__What you need to do__:
Go through the lines below and copy any that hold the string "title".

Dataset records:
-- Opening Marker --

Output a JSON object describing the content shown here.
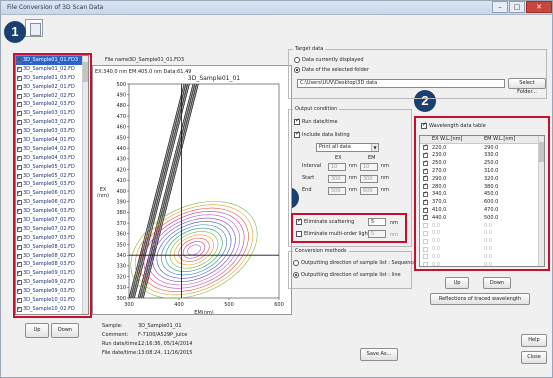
{
  "window": {
    "title": "File Conversion of 3D Scan Data"
  },
  "badges": [
    "1",
    "2",
    "3"
  ],
  "file_list": [
    "3D_Sample01_01.FD3",
    "3D_Sample01_02.FD",
    "3D_Sample01_03.FD",
    "3D_Sample02_01.FD",
    "3D_Sample02_02.FD",
    "3D_Sample02_03.FD",
    "3D_Sample03_01.FD",
    "3D_Sample03_02.FD",
    "3D_Sample03_03.FD",
    "3D_Sample04_01.FD",
    "3D_Sample04_02.FD",
    "3D_Sample04_03.FD",
    "3D_Sample05_01.FD",
    "3D_Sample05_02.FD",
    "3D_Sample05_03.FD",
    "3D_Sample06_01.FD",
    "3D_Sample06_02.FD",
    "3D_Sample06_03.FD",
    "3D_Sample07_01.FD",
    "3D_Sample07_02.FD",
    "3D_Sample07_03.FD",
    "3D_Sample08_01.FD",
    "3D_Sample08_02.FD",
    "3D_Sample08_03.FD",
    "3D_Sample09_01.FD",
    "3D_Sample09_02.FD",
    "3D_Sample09_03.FD",
    "3D_Sample10_01.FD",
    "3D_Sample10_02.FD"
  ],
  "file_name_label": "File name:",
  "file_name_value": "3D_Sample01_01.FD3",
  "cursor_readout": "EX:340.0 nm  EM:405.0 nm  Data:61.49",
  "chart_data": {
    "type": "heatmap",
    "title": "3D_Sample01_01",
    "xlabel": "EM(nm)",
    "ylabel": "EX\n(nm)",
    "x_ticks": [
      300,
      400,
      500,
      600
    ],
    "y_ticks": [
      300,
      310,
      320,
      330,
      340,
      350,
      360,
      370,
      380,
      390,
      400,
      410,
      420,
      430,
      440,
      450,
      460,
      470,
      480,
      490,
      500
    ],
    "xlim": [
      300,
      600
    ],
    "ylim": [
      300,
      500
    ],
    "cursor": {
      "ex": 340.0,
      "em": 405.0
    }
  },
  "left_buttons": {
    "up": "Up",
    "down": "Down"
  },
  "sample_info": [
    {
      "label": "Sample:",
      "value": "3D_Sample01_01"
    },
    {
      "label": "Comment:",
      "value": "F-7100/A529P_juice"
    },
    {
      "label": "Run date/time:",
      "value": "12:16:36, 05/14/2014"
    },
    {
      "label": "File date/time:",
      "value": "13:08:24, 11/16/2015"
    }
  ],
  "target": {
    "title": "Target data",
    "opt1": "Data currently displayed",
    "opt2": "Data of the selected folder",
    "path": "C:\\Users\\UUV\\Desktop\\3D data",
    "select_folder": "Select Folder..."
  },
  "output": {
    "title": "Output condition",
    "run_date": "Run date/time",
    "include_data_listing": "Include data listing",
    "print_option": "Print all data",
    "col_ex": "EX",
    "col_em": "EM",
    "rows": [
      {
        "label": "Interval",
        "ex": "10",
        "em": "10",
        "unit": "nm"
      },
      {
        "label": "Start",
        "ex": "300",
        "em": "300",
        "unit": "nm"
      },
      {
        "label": "End",
        "ex": "500",
        "em": "600",
        "unit": "nm"
      }
    ],
    "eliminate_scattering": "Eliminate scattering",
    "scattering_value": "5",
    "eliminate_multi": "Eliminate multi-order light",
    "multi_value": "5",
    "unit": "nm"
  },
  "conversion": {
    "title": "Conversion methods",
    "opt1": "Outputting direction of sample list : Sequence",
    "opt2": "Outputting direction of sample list : line"
  },
  "wavelength_table": {
    "toggle": "Wavelength data table",
    "col_ex": "EX W.L.[nm]",
    "col_em": "EM W.L.[nm]",
    "rows": [
      {
        "ex": "220.0",
        "em": "290.0",
        "on": true
      },
      {
        "ex": "230.0",
        "em": "330.0",
        "on": true
      },
      {
        "ex": "250.0",
        "em": "250.0",
        "on": true
      },
      {
        "ex": "270.0",
        "em": "310.0",
        "on": true
      },
      {
        "ex": "290.0",
        "em": "320.0",
        "on": true
      },
      {
        "ex": "280.0",
        "em": "380.0",
        "on": true
      },
      {
        "ex": "340.0",
        "em": "450.0",
        "on": true
      },
      {
        "ex": "370.0",
        "em": "600.0",
        "on": true
      },
      {
        "ex": "410.0",
        "em": "470.0",
        "on": true
      },
      {
        "ex": "440.0",
        "em": "500.0",
        "on": true
      },
      {
        "ex": "0.0",
        "em": "0.0",
        "on": false
      },
      {
        "ex": "0.0",
        "em": "0.0",
        "on": false
      },
      {
        "ex": "0.0",
        "em": "0.0",
        "on": false
      },
      {
        "ex": "0.0",
        "em": "0.0",
        "on": false
      },
      {
        "ex": "0.0",
        "em": "0.0",
        "on": false
      },
      {
        "ex": "0.0",
        "em": "0.0",
        "on": false
      }
    ],
    "up": "Up",
    "down": "Down",
    "reflections": "Reflections of traced wavelength"
  },
  "bottom": {
    "save_as": "Save As...",
    "help": "Help",
    "close": "Close"
  },
  "colors": {
    "accent_red": "#c8102e",
    "badge_navy": "#1b3f6e",
    "selection_blue": "#2a63c9"
  }
}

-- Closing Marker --

__Answer section__:
    "title": "File Conversion of 3D Scan Data"
    "title": "3D_Sample01_01",
    "title": "Target data",
    "title": "Output condition",
    "title": "Conversion methods",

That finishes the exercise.